Every line of the material is to be returned verbatim. Pictures stay out.

**Records**
=======
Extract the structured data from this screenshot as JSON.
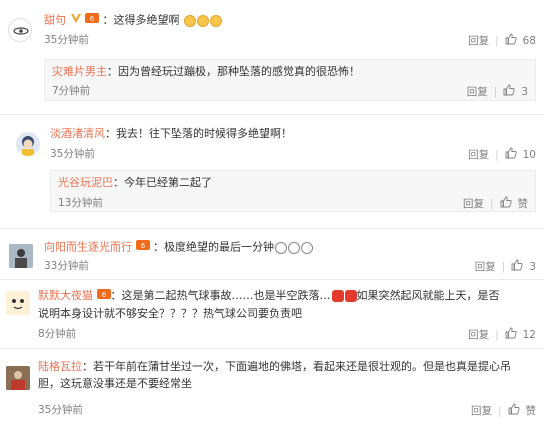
{
  "comments": [
    {
      "username": "甜句",
      "text": "：这得多绝望啊",
      "time": "35分钟前",
      "reply_label": "回复",
      "likes": "68",
      "reply": {
        "username": "灾难片男主",
        "text": "：因为曾经玩过蹦极，那种坠落的感觉真的很恐怖！",
        "time": "7分钟前",
        "reply_label": "回复",
        "likes": "3"
      }
    },
    {
      "username": "淡酒渚清风",
      "text": "：我去！往下坠落的时候得多绝望啊！",
      "time": "35分钟前",
      "reply_label": "回复",
      "likes": "10",
      "reply": {
        "username": "光谷玩泥巴",
        "text": "：今年已经第二起了",
        "time": "13分钟前",
        "reply_label": "回复",
        "likes": "赞"
      }
    },
    {
      "username": "向阳而生逐光而行",
      "text": "：极度绝望的最后一分钟",
      "time": "33分钟前",
      "reply_label": "回复",
      "likes": "3"
    },
    {
      "username": "默默大夜猫",
      "text_a": "：这是第二起热气球事故……也是半空跌落…",
      "text_b": "如果突然起风就能上天，是否",
      "text_c": "说明本身设计就不够安全？？？？热气球公司要负责吧",
      "time": "8分钟前",
      "reply_label": "回复",
      "likes": "12"
    },
    {
      "username": "陆格瓦拉",
      "text_a": "：若干年前在蒲甘坐过一次，下面遍地的佛塔，看起来还是很壮观的。但是也真是提心吊",
      "text_b": "胆，这玩意没事还是不要经常坐",
      "time": "35分钟前",
      "reply_label": "回复",
      "likes": "赞"
    }
  ],
  "colors": {
    "username": "#eb7350",
    "meta": "#808080",
    "reply_bg": "#f7f7f7"
  }
}
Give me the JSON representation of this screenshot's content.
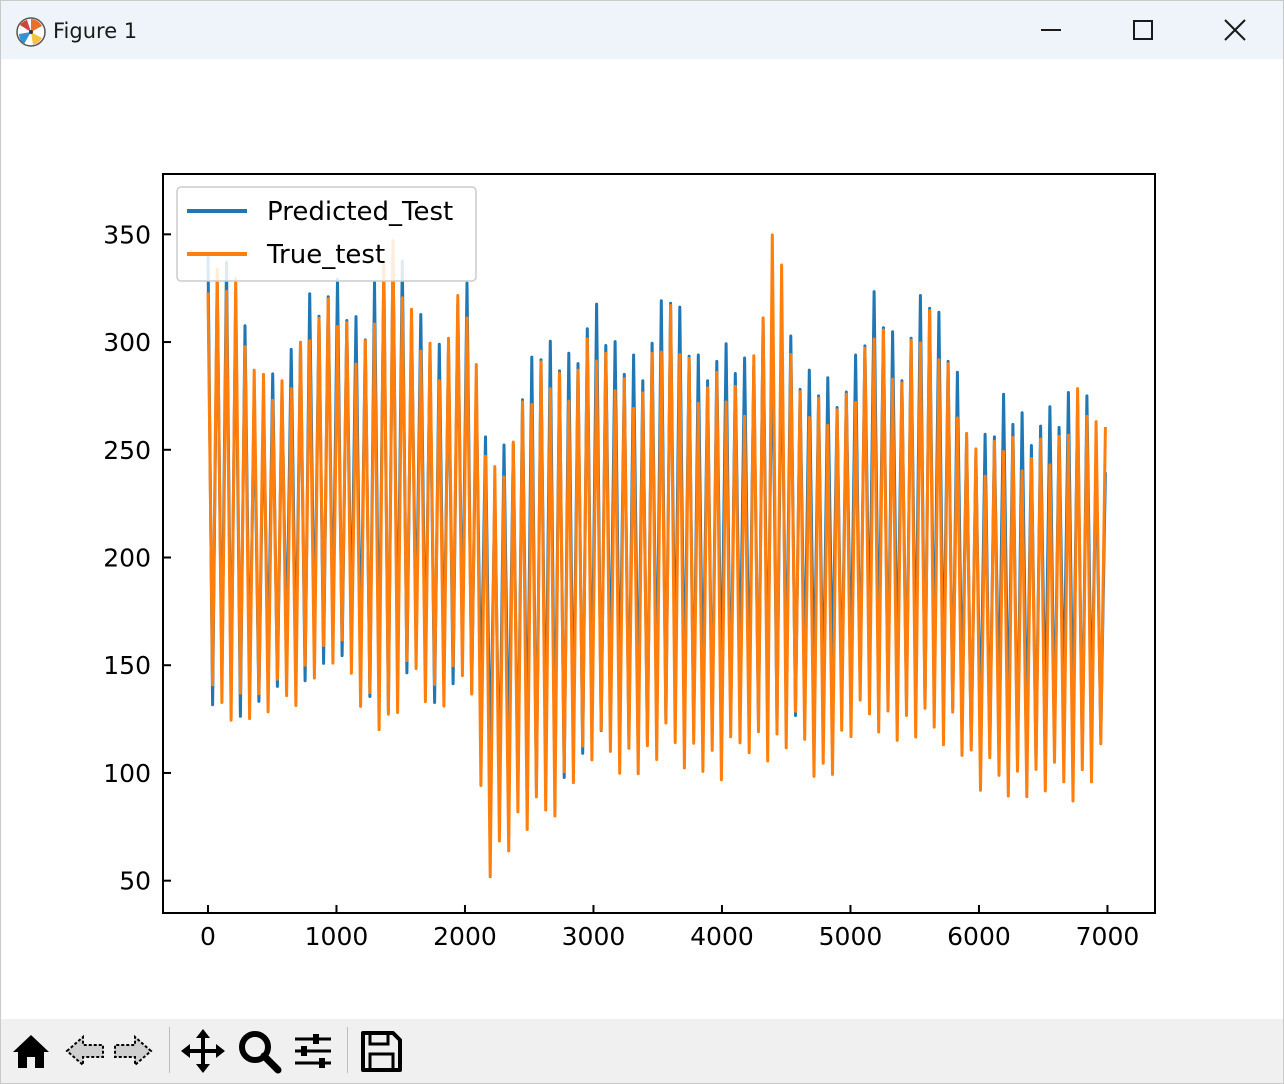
{
  "window": {
    "title": "Figure 1"
  },
  "toolbar": {
    "buttons": [
      "home-icon",
      "back-icon",
      "forward-icon",
      "pan-icon",
      "zoom-icon",
      "configure-icon",
      "save-icon"
    ]
  },
  "chart_data": {
    "type": "line",
    "xlim": [
      -350,
      7370
    ],
    "ylim": [
      35,
      378
    ],
    "xticks": [
      0,
      1000,
      2000,
      3000,
      4000,
      5000,
      6000,
      7000
    ],
    "yticks": [
      50,
      100,
      150,
      200,
      250,
      300,
      350
    ],
    "legend_position": "upper-left",
    "grid": false,
    "series": [
      {
        "name": "Predicted_Test",
        "color": "#1f77b4",
        "x": [
          0,
          200,
          400,
          600,
          800,
          1000,
          1200,
          1400,
          1600,
          1800,
          2000,
          2200,
          2400,
          2600,
          2800,
          3000,
          3200,
          3400,
          3600,
          3800,
          4000,
          4200,
          4400,
          4600,
          4800,
          5000,
          5200,
          5400,
          5600,
          5800,
          6000,
          6200,
          6400,
          6600,
          6800,
          7000
        ],
        "peaks": [
          340,
          340,
          280,
          290,
          330,
          330,
          310,
          360,
          320,
          305,
          335,
          240,
          275,
          305,
          300,
          320,
          300,
          300,
          330,
          300,
          300,
          295,
          330,
          290,
          290,
          285,
          330,
          300,
          330,
          300,
          250,
          280,
          270,
          270,
          290,
          245
        ],
        "troughs": [
          125,
          125,
          130,
          135,
          145,
          150,
          140,
          125,
          145,
          130,
          145,
          90,
          90,
          85,
          100,
          110,
          120,
          110,
          120,
          120,
          115,
          125,
          120,
          120,
          130,
          130,
          140,
          130,
          125,
          130,
          100,
          110,
          100,
          110,
          110,
          115
        ]
      },
      {
        "name": "True_test",
        "color": "#ff7f0e",
        "x": [
          0,
          200,
          400,
          600,
          800,
          1000,
          1200,
          1400,
          1600,
          1800,
          2000,
          2200,
          2400,
          2600,
          2800,
          3000,
          3200,
          3400,
          3600,
          3800,
          4000,
          4200,
          4400,
          4600,
          4800,
          5000,
          5200,
          5400,
          5600,
          5800,
          6000,
          6200,
          6400,
          6600,
          6800,
          7000
        ],
        "peaks": [
          335,
          340,
          285,
          285,
          320,
          320,
          300,
          355,
          315,
          300,
          330,
          245,
          265,
          295,
          290,
          305,
          290,
          285,
          320,
          290,
          285,
          280,
          362,
          280,
          280,
          275,
          320,
          290,
          320,
          290,
          245,
          265,
          255,
          255,
          290,
          258
        ],
        "troughs": [
          120,
          125,
          120,
          125,
          140,
          145,
          130,
          110,
          140,
          125,
          140,
          50,
          65,
          70,
          90,
          100,
          100,
          95,
          105,
          100,
          90,
          110,
          100,
          110,
          90,
          110,
          120,
          110,
          110,
          115,
          85,
          90,
          85,
          85,
          88,
          100
        ]
      }
    ]
  }
}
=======
**Output of the exercise**
Extract the structured data from this screenshot as JSON.
{
  "comments": [
    {
      "username": "甜句",
      "text": "：这得多绝望啊",
      "time": "35分钟前",
      "reply_label": "回复",
      "likes": "68",
      "reply": {
        "username": "灾难片男主",
        "text": "：因为曾经玩过蹦极，那种坠落的感觉真的很恐怖！",
        "time": "7分钟前",
        "reply_label": "回复",
        "likes": "3"
      }
    },
    {
      "username": "淡酒渚清风",
      "text": "：我去！往下坠落的时候得多绝望啊！",
      "time": "35分钟前",
      "reply_label": "回复",
      "likes": "10",
      "reply": {
        "username": "光谷玩泥巴",
        "text": "：今年已经第二起了",
        "time": "13分钟前",
        "reply_label": "回复",
        "likes": "赞"
      }
    },
    {
      "username": "向阳而生逐光而行",
      "text": "：极度绝望的最后一分钟",
      "time": "33分钟前",
      "reply_label": "回复",
      "likes": "3"
    },
    {
      "username": "默默大夜猫",
      "text_a": "：这是第二起热气球事故……也是半空跌落…",
      "text_b": "如果突然起风就能上天，是否",
      "text_c": "说明本身设计就不够安全？？？？热气球公司要负责吧",
      "time": "8分钟前",
      "reply_label": "回复",
      "likes": "12"
    },
    {
      "username": "陆格瓦拉",
      "text_a": "：若干年前在蒲甘坐过一次，下面遍地的佛塔，看起来还是很壮观的。但是也真是提心吊",
      "text_b": "胆，这玩意没事还是不要经常坐",
      "time": "35分钟前",
      "reply_label": "回复",
      "likes": "赞"
    }
  ],
  "colors": {
    "username": "#eb7350",
    "meta": "#808080",
    "reply_bg": "#f7f7f7"
  }
}
Give me the JSON representation of this screenshot's content.
{
  "window": {
    "title": "Figure 1"
  },
  "toolbar": {
    "buttons": [
      "home-icon",
      "back-icon",
      "forward-icon",
      "pan-icon",
      "zoom-icon",
      "configure-icon",
      "save-icon"
    ]
  },
  "chart_data": {
    "type": "line",
    "xlim": [
      -350,
      7370
    ],
    "ylim": [
      35,
      378
    ],
    "xticks": [
      0,
      1000,
      2000,
      3000,
      4000,
      5000,
      6000,
      7000
    ],
    "yticks": [
      50,
      100,
      150,
      200,
      250,
      300,
      350
    ],
    "legend_position": "upper-left",
    "grid": false,
    "series": [
      {
        "name": "Predicted_Test",
        "color": "#1f77b4",
        "x": [
          0,
          200,
          400,
          600,
          800,
          1000,
          1200,
          1400,
          1600,
          1800,
          2000,
          2200,
          2400,
          2600,
          2800,
          3000,
          3200,
          3400,
          3600,
          3800,
          4000,
          4200,
          4400,
          4600,
          4800,
          5000,
          5200,
          5400,
          5600,
          5800,
          6000,
          6200,
          6400,
          6600,
          6800,
          7000
        ],
        "peaks": [
          340,
          340,
          280,
          290,
          330,
          330,
          310,
          360,
          320,
          305,
          335,
          240,
          275,
          305,
          300,
          320,
          300,
          300,
          330,
          300,
          300,
          295,
          330,
          290,
          290,
          285,
          330,
          300,
          330,
          300,
          250,
          280,
          270,
          270,
          290,
          245
        ],
        "troughs": [
          125,
          125,
          130,
          135,
          145,
          150,
          140,
          125,
          145,
          130,
          145,
          90,
          90,
          85,
          100,
          110,
          120,
          110,
          120,
          120,
          115,
          125,
          120,
          120,
          130,
          130,
          140,
          130,
          125,
          130,
          100,
          110,
          100,
          110,
          110,
          115
        ]
      },
      {
        "name": "True_test",
        "color": "#ff7f0e",
        "x": [
          0,
          200,
          400,
          600,
          800,
          1000,
          1200,
          1400,
          1600,
          1800,
          2000,
          2200,
          2400,
          2600,
          2800,
          3000,
          3200,
          3400,
          3600,
          3800,
          4000,
          4200,
          4400,
          4600,
          4800,
          5000,
          5200,
          5400,
          5600,
          5800,
          6000,
          6200,
          6400,
          6600,
          6800,
          7000
        ],
        "peaks": [
          335,
          340,
          285,
          285,
          320,
          320,
          300,
          355,
          315,
          300,
          330,
          245,
          265,
          295,
          290,
          305,
          290,
          285,
          320,
          290,
          285,
          280,
          362,
          280,
          280,
          275,
          320,
          290,
          320,
          290,
          245,
          265,
          255,
          255,
          290,
          258
        ],
        "troughs": [
          120,
          125,
          120,
          125,
          140,
          145,
          130,
          110,
          140,
          125,
          140,
          50,
          65,
          70,
          90,
          100,
          100,
          95,
          105,
          100,
          90,
          110,
          100,
          110,
          90,
          110,
          120,
          110,
          110,
          115,
          85,
          90,
          85,
          85,
          88,
          100
        ]
      }
    ]
  }
}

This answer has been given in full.